Tender Triumph – 5 Strategies for Winning Bids
Do tenders overwhelm you? Are you wondering if they’re worth going for? Never think you’re out of the running to secure a lucrative tender opportunity being a small business – sometimes small and agile can play in your favour. But you’ll need to prove your capacity and capability to make sure you’re in with a chance.
Here are 5 tips to get you started:
1. KNOW WHAT’S AVAILABLE
Subscribe to a tender aggregator and set up alerts for industry keywords that are relevant to yours. You will be emailed when suitable opportunities arise. Sign up for free alerts from the Australian Government or the state government you operate in (links are here for QLD, VIC, NSW, TAS, SA, WA, NT, ACT). There are also many paid versions available, which can capture enterprise opportunities available outside government agency procurement. We personally use Australian Tenders which costs us $150/quarter.
2. READ EVERYTHING
Take the time to read every document before deciding if it’s a tender to go for or not. Tenders often come with a suite of documents outlining why they’re looking, what they’re looking for, the tender process, and more, and often there will be a lot more information in the supporting documents than the Request for Response.
3. ESTABLISH A TENDER TEAM
It’s pretty challenging to compile, write, and proofread a tender on your own so where you can, set up a tender team of 2-5 people. Review and brainstorm the tender together (highlight keywords, concepts and criteria to refer back to) and allocate responsibilities and timelines. You can reverse engineer from the close date to establish your own milestones.
4. WRITE GREAT COPY
When writing, the number one rule is to know your audience. Step into the shoes of the panellists assessing your tender application. A tip for writing with purpose (in this case, win a tender) is to inform,inspire, and influence.
- Inform using facts, anecdotes, case studies, statistics, results – first impressions count so put your best foot forward, but be clear and succinct. Pay attention to the elements of your business that will reassure them – security, information privacy, policies, procedures, processes etc.
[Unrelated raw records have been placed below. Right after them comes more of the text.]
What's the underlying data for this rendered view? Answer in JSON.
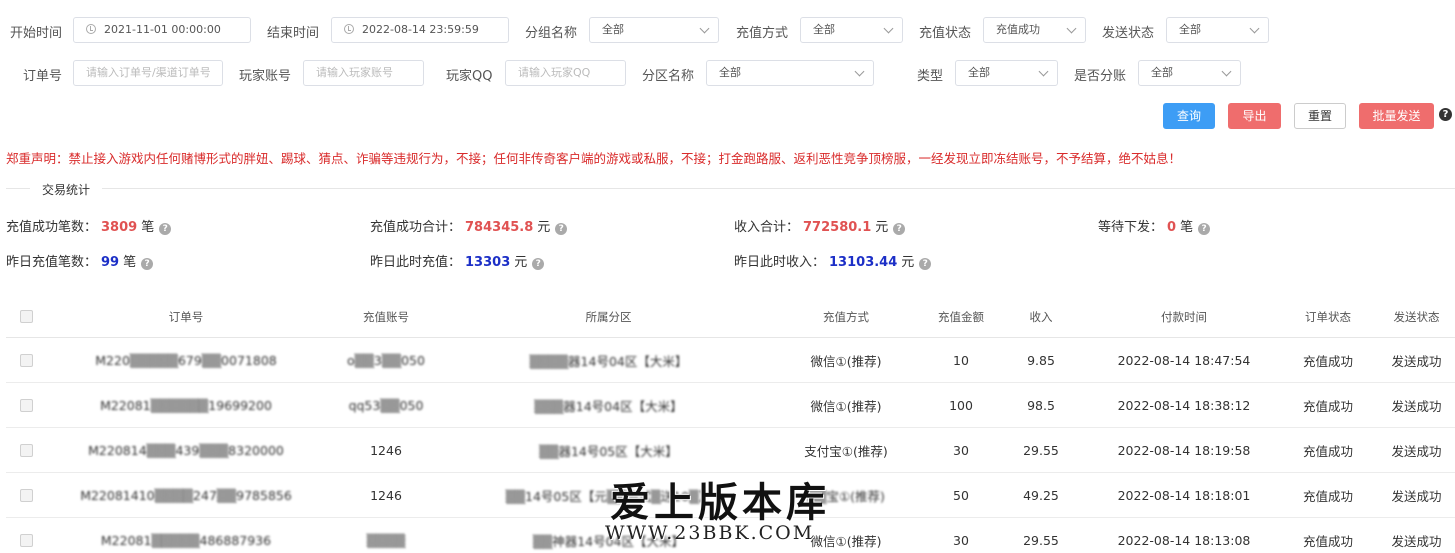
{
  "filters": {
    "start_label": "开始时间",
    "start_value": "2021-11-01 00:00:00",
    "end_label": "结束时间",
    "end_value": "2022-08-14 23:59:59",
    "group_label": "分组名称",
    "group_value": "全部",
    "recharge_method_label": "充值方式",
    "recharge_method_value": "全部",
    "recharge_status_label": "充值状态",
    "recharge_status_value": "充值成功",
    "send_status_label": "发送状态",
    "send_status_value": "全部",
    "order_label": "订单号",
    "order_placeholder": "请输入订单号/渠道订单号",
    "player_label": "玩家账号",
    "player_placeholder": "请输入玩家账号",
    "qq_label": "玩家QQ",
    "qq_placeholder": "请输入玩家QQ",
    "zone_label": "分区名称",
    "zone_value": "全部",
    "type_label": "类型",
    "type_value": "全部",
    "split_label": "是否分账",
    "split_value": "全部"
  },
  "actions": {
    "query": "查询",
    "export": "导出",
    "reset": "重置",
    "batch_send": "批量发送",
    "help": "?"
  },
  "notice": "郑重声明：禁止接入游戏内任何赌博形式的胖妞、踢球、猜点、诈骗等违规行为，不接；任何非传奇客户端的游戏或私服，不接；打金跑路服、返利恶性竞争顶榜服，一经发现立即冻结账号，不予结算，绝不姑息！",
  "section_title": "交易统计",
  "stats": {
    "success_count_label": "充值成功笔数：",
    "success_count_value": "3809",
    "success_count_unit": "笔",
    "success_total_label": "充值成功合计：",
    "success_total_value": "784345.8",
    "success_total_unit": "元",
    "income_total_label": "收入合计：",
    "income_total_value": "772580.1",
    "income_total_unit": "元",
    "pending_label": "等待下发：",
    "pending_value": "0",
    "pending_unit": "笔",
    "yday_count_label": "昨日充值笔数：",
    "yday_count_value": "99",
    "yday_count_unit": "笔",
    "yday_recharge_label": "昨日此时充值：",
    "yday_recharge_value": "13303",
    "yday_recharge_unit": "元",
    "yday_income_label": "昨日此时收入：",
    "yday_income_value": "13103.44",
    "yday_income_unit": "元"
  },
  "table": {
    "headers": {
      "order": "订单号",
      "account": "充值账号",
      "zone": "所属分区",
      "method": "充值方式",
      "amount": "充值金额",
      "income": "收入",
      "pay_time": "付款时间",
      "order_status": "订单状态",
      "send_status": "发送状态"
    },
    "rows": [
      {
        "order": "M220▒▒▒▒▒679▒▒0071808",
        "account": "o▒▒3▒▒050",
        "zone": "▒▒▒▒器14号04区【大米】",
        "method": "微信①(推荐)",
        "amount": "10",
        "income": "9.85",
        "pay_time": "2022-08-14 18:47:54",
        "order_status": "充值成功",
        "send_status": "发送成功"
      },
      {
        "order": "M22081▒▒▒▒▒▒19699200",
        "account": "qq53▒▒050",
        "zone": "▒▒▒器14号04区【大米】",
        "method": "微信①(推荐)",
        "amount": "100",
        "income": "98.5",
        "pay_time": "2022-08-14 18:38:12",
        "order_status": "充值成功",
        "send_status": "发送成功"
      },
      {
        "order": "M220814▒▒▒439▒▒▒8320000",
        "account": "1246",
        "zone": "▒▒器14号05区【大米】",
        "method": "支付宝①(推荐)",
        "amount": "30",
        "income": "29.55",
        "pay_time": "2022-08-14 18:19:58",
        "order_status": "充值成功",
        "send_status": "发送成功"
      },
      {
        "order": "M22081410▒▒▒▒247▒▒9785856",
        "account": "1246",
        "zone": "▒▒14号05区【元▒▒测试▒送10▒】",
        "method": "▒▒宝①(推荐)",
        "amount": "50",
        "income": "49.25",
        "pay_time": "2022-08-14 18:18:01",
        "order_status": "充值成功",
        "send_status": "发送成功"
      },
      {
        "order": "M22081▒▒▒▒▒486887936",
        "account": "▒▒▒▒",
        "zone": "▒▒神器14号04区【大米】",
        "method": "微信①(推荐)",
        "amount": "30",
        "income": "29.55",
        "pay_time": "2022-08-14 18:13:08",
        "order_status": "充值成功",
        "send_status": "发送成功"
      }
    ]
  },
  "watermark": {
    "title": "爱上版本库",
    "url": "WWW.23BBK.COM"
  }
}
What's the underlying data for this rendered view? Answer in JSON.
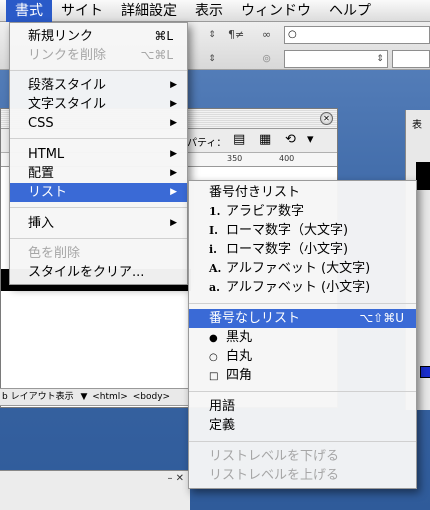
{
  "menubar": {
    "items": [
      {
        "label": "書式"
      },
      {
        "label": "サイト"
      },
      {
        "label": "詳細設定"
      },
      {
        "label": "表示"
      },
      {
        "label": "ウィンドウ"
      },
      {
        "label": "ヘルプ"
      }
    ]
  },
  "toolbar": {
    "pilcrow": "¶≠",
    "link_field_value": "○",
    "link_icon": "chain-link-icon",
    "target_icon": "target-icon"
  },
  "doc_window": {
    "properties_label": "パティ：",
    "ruler_ticks": [
      "350",
      "400"
    ],
    "status_text": "b レイアウト表示",
    "tag_html": "<html>",
    "tag_body": "<body>"
  },
  "format_menu": {
    "items": [
      {
        "label": "新規リンク",
        "shortcut": "⌘L",
        "enabled": true
      },
      {
        "label": "リンクを削除",
        "shortcut": "⌥⌘L",
        "enabled": false
      },
      {
        "label": "段落スタイル",
        "submenu": true,
        "enabled": true
      },
      {
        "label": "文字スタイル",
        "submenu": true,
        "enabled": true
      },
      {
        "label": "CSS",
        "submenu": true,
        "enabled": true
      },
      {
        "label": "HTML",
        "submenu": true,
        "enabled": true
      },
      {
        "label": "配置",
        "submenu": true,
        "enabled": true
      },
      {
        "label": "リスト",
        "submenu": true,
        "enabled": true,
        "highlighted": true
      },
      {
        "label": "挿入",
        "submenu": true,
        "enabled": true
      },
      {
        "label": "色を削除",
        "enabled": false
      },
      {
        "label": "スタイルをクリア...",
        "enabled": true
      }
    ],
    "arrow_glyph": "▶"
  },
  "list_submenu": {
    "items": [
      {
        "label": "番号付きリスト",
        "enabled": true
      },
      {
        "prefix": "1.",
        "label": "アラビア数字",
        "enabled": true
      },
      {
        "prefix": "I.",
        "label": "ローマ数字（大文字)",
        "enabled": true
      },
      {
        "prefix": "i.",
        "label": "ローマ数字（小文字)",
        "enabled": true
      },
      {
        "prefix": "A.",
        "label": "アルファベット (大文字)",
        "enabled": true
      },
      {
        "prefix": "a.",
        "label": "アルファベット (小文字)",
        "enabled": true
      },
      {
        "label": "番号なしリスト",
        "shortcut": "⌥⇧⌘U",
        "enabled": true,
        "highlighted": true
      },
      {
        "prefix": "●",
        "label": "黒丸",
        "enabled": true
      },
      {
        "prefix": "○",
        "label": "白丸",
        "enabled": true
      },
      {
        "prefix": "□",
        "label": "四角",
        "enabled": true
      },
      {
        "label": "用語",
        "enabled": true
      },
      {
        "label": "定義",
        "enabled": true
      },
      {
        "label": "リストレベルを下げる",
        "enabled": false
      },
      {
        "label": "リストレベルを上げる",
        "enabled": false
      }
    ]
  },
  "colors": {
    "highlight": "#3a6ad6",
    "menubar_active": "#2a5ac8",
    "disabled_text": "#a6a6a6"
  }
}
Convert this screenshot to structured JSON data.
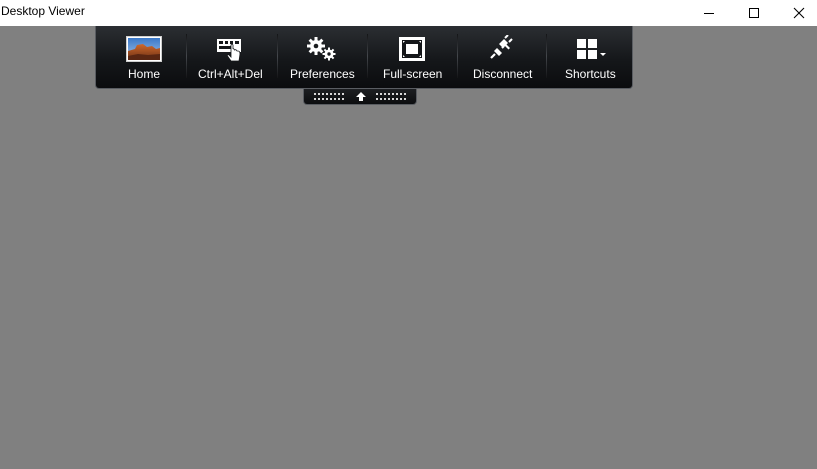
{
  "window": {
    "title": "Desktop Viewer",
    "controls": {
      "minimize_icon": "minimize-icon",
      "maximize_icon": "maximize-icon",
      "close_icon": "close-icon"
    },
    "background_color": "#808080"
  },
  "toolbar": {
    "items": [
      {
        "id": "home",
        "label": "Home",
        "icon": "landscape-photo-icon"
      },
      {
        "id": "ctrl-alt-del",
        "label": "Ctrl+Alt+Del",
        "icon": "keyboard-hand-icon"
      },
      {
        "id": "preferences",
        "label": "Preferences",
        "icon": "gears-icon"
      },
      {
        "id": "full-screen",
        "label": "Full-screen",
        "icon": "fullscreen-icon"
      },
      {
        "id": "disconnect",
        "label": "Disconnect",
        "icon": "plug-icon"
      },
      {
        "id": "shortcuts",
        "label": "Shortcuts",
        "icon": "grid-dropdown-icon"
      }
    ],
    "collapse_handle_icon": "arrow-up-icon"
  }
}
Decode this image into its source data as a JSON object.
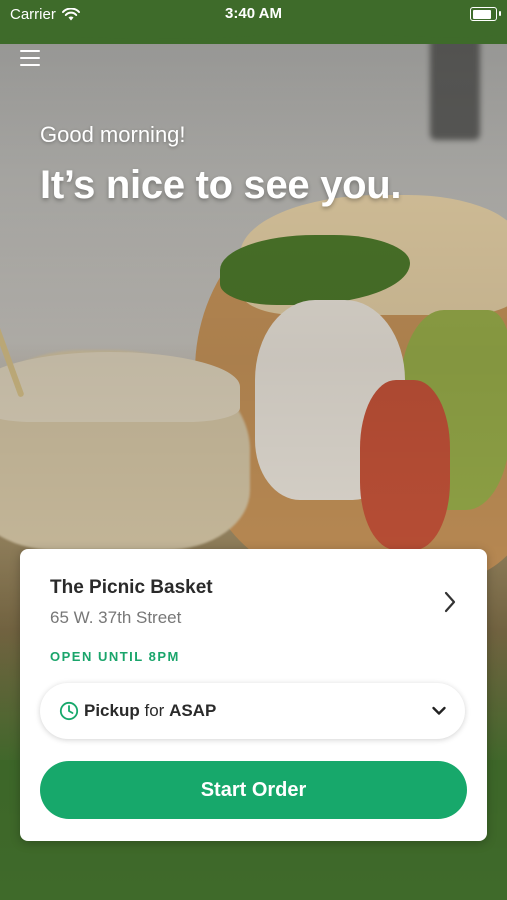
{
  "status_bar": {
    "carrier": "Carrier",
    "time": "3:40 AM",
    "icons": [
      "wifi-icon",
      "battery-icon"
    ]
  },
  "header": {
    "menu_icon": "hamburger-menu-icon",
    "greeting": "Good morning!",
    "headline": "It’s nice to see you."
  },
  "store": {
    "name": "The Picnic Basket",
    "address": "65 W. 37th Street",
    "hours": "OPEN UNTIL 8PM",
    "chevron_icon": "chevron-right-icon"
  },
  "order_mode": {
    "icon": "clock-icon",
    "method": "Pickup",
    "connector": "for",
    "time": "ASAP",
    "dropdown_icon": "chevron-down-icon"
  },
  "start_order": {
    "label": "Start Order"
  },
  "colors": {
    "brand_green": "#3e6b2a",
    "accent_green": "#17a86b",
    "hours_green": "#1aa56b"
  }
}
- Inspire using case studies, expanding on your methodology, outlining KPIs or ways to measure – create a sense of opportunity and possibility.
- Influence comes through all of the above, plus great copywriting skills. Use the Rule of Three (a pattern of three words or ideas, like this list), active voice, and storytelling to take the reader on a journey from raising awareness of who you are to raising the roof for what you do!
5. COMPLY WITH CRITERIA
Meet word limits and deadlines and format your response according to their instruction. Don’t try to be overly creative if there’s no request for it. Most government tenders use online portals now use a system which helps judges read through the entries with consistency. If you are submitting a private tender, using a graphic design company, like Outsource2Us, can help you maintain brand consistency, and help you stand out from the competition.
Why stop at 5? I’ve added 2 bonus tips to complete the list:
1. **BONUS: ASK FOR FEEDBACK
Ask to receive the judge’s feedback so you can learn and adjust your response where necessary for your next submission.
2. **BONUS: OUTSOURCE2US
If you know you can deliver but don’t know how to communicate it, professional copywriting and design would be a wise investment. If you can afford to outsource a tender or two, you can repurpose that quality copy for future tenders (and awards and grants, too!), so it’s the gift that keeps on giving. If it’s not in your budget, see if they can train you to write and build your internal capabilities.
Written by: Jackie McRae – Director, Copy Cred
If you want more specific coaching or have a tender in mind you wish to be in the running for, reach out to Jackie at COPY CRED.
At COPY CRED, they don’t just take a brief and write. They consult, conceptualise, and craft communication programs that align with your commercial and communication goals.